It’s obvious that A Blade in the Dark was a low-budget production. The fact that it mostly takes place around one villa belies that fact it was written specially to be shot around this location (In fact, it was originally written as a TV miniseries in 4 parts until it’s gory excess turned TV executives away from it.) Fortunately, like his father before him, Bava knows how to make limited resources work to his advantage. Night time scenes of Bruno alone in the villia, with his score for the fictional film becoming the score for the actual film, and effectively atmospheric and claustrophobic. The idea to base a Giallo around one or a couple of locations, thereby increasing the sense of impending dread, is fantastic and I’m surprised I haven’t seen it done more often. The only over example I can think is Lamberto’s father Mario’s ‘The Telephone‘ segment of his Black Sabbath anthology. That segment is often considered one of the earliest examples of the Giallo form, so what do you know…the Bava legacy comes full circle.

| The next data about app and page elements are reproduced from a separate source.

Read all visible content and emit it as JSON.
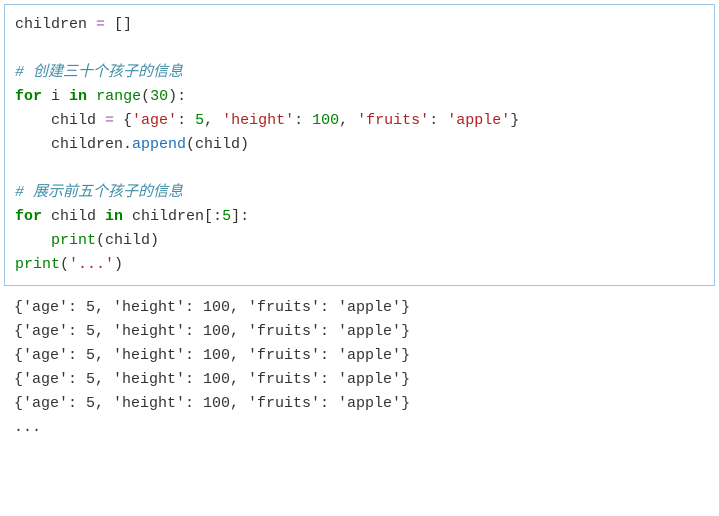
{
  "code": {
    "l1_var": "children ",
    "l1_eq": "= ",
    "l1_br": "[]",
    "l3_cmt": "# 创建三十个孩子的信息",
    "l4_for": "for",
    "l4_i": " i ",
    "l4_in": "in",
    "l4_sp": " ",
    "l4_range": "range",
    "l4_lp": "(",
    "l4_30": "30",
    "l4_rp": "):",
    "l5_indent": "    child ",
    "l5_eq": "= ",
    "l5_lb": "{",
    "l5_k1": "'age'",
    "l5_c1": ": ",
    "l5_v1": "5",
    "l5_cm1": ", ",
    "l5_k2": "'height'",
    "l5_c2": ": ",
    "l5_v2": "100",
    "l5_cm2": ", ",
    "l5_k3": "'fruits'",
    "l5_c3": ": ",
    "l5_v3": "'apple'",
    "l5_rb": "}",
    "l6_indent": "    children.",
    "l6_append": "append",
    "l6_lp": "(child)",
    "l8_cmt": "# 展示前五个孩子的信息",
    "l9_for": "for",
    "l9_child": " child ",
    "l9_in": "in",
    "l9_rest": " children[:",
    "l9_5": "5",
    "l9_rb": "]:",
    "l10_indent": "    ",
    "l10_print": "print",
    "l10_arg": "(child)",
    "l11_print": "print",
    "l11_lp": "(",
    "l11_str": "'...'",
    "l11_rp": ")"
  },
  "output": {
    "line1": "{'age': 5, 'height': 100, 'fruits': 'apple'}",
    "line2": "{'age': 5, 'height': 100, 'fruits': 'apple'}",
    "line3": "{'age': 5, 'height': 100, 'fruits': 'apple'}",
    "line4": "{'age': 5, 'height': 100, 'fruits': 'apple'}",
    "line5": "{'age': 5, 'height': 100, 'fruits': 'apple'}",
    "line6": "..."
  }
}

Another area in which Lamberto continues his father’s legacy here is in the brutal murder scenes; devastating assaults on the female form which echo Blood and Black Lace two decades earlier. Most notably there is a bathroom murder in the middle of the film which is particularly grueling, involving a pair of scissors and a plastic bag.
The biggest problem that I had with A Blade in the Dark is the twist/reveal as to the killers identity is far too obvious and easy to see coming. In fact this is the first time when watching a Giallo where I have been able to successfully guess the killer’s identity before the end of the film. In the last act the film reaches a point where all the main suspects are killed off in a succession that makes the reveal of the killer inevitable. This is a moot point, and might just more be me bragging than anything else. It didn’t really distract from my enjoyment of the film as a whole.
A Blade in the Dark is a must see for any fan of Gialli. Working on the template his father established with Blood and Black Lace, Lamberto Bava brings the Giallo into the 1980s with fresh ideas and an abundance of bloodshed. I’m sure if Mario had lived to see this film, he would have been proud.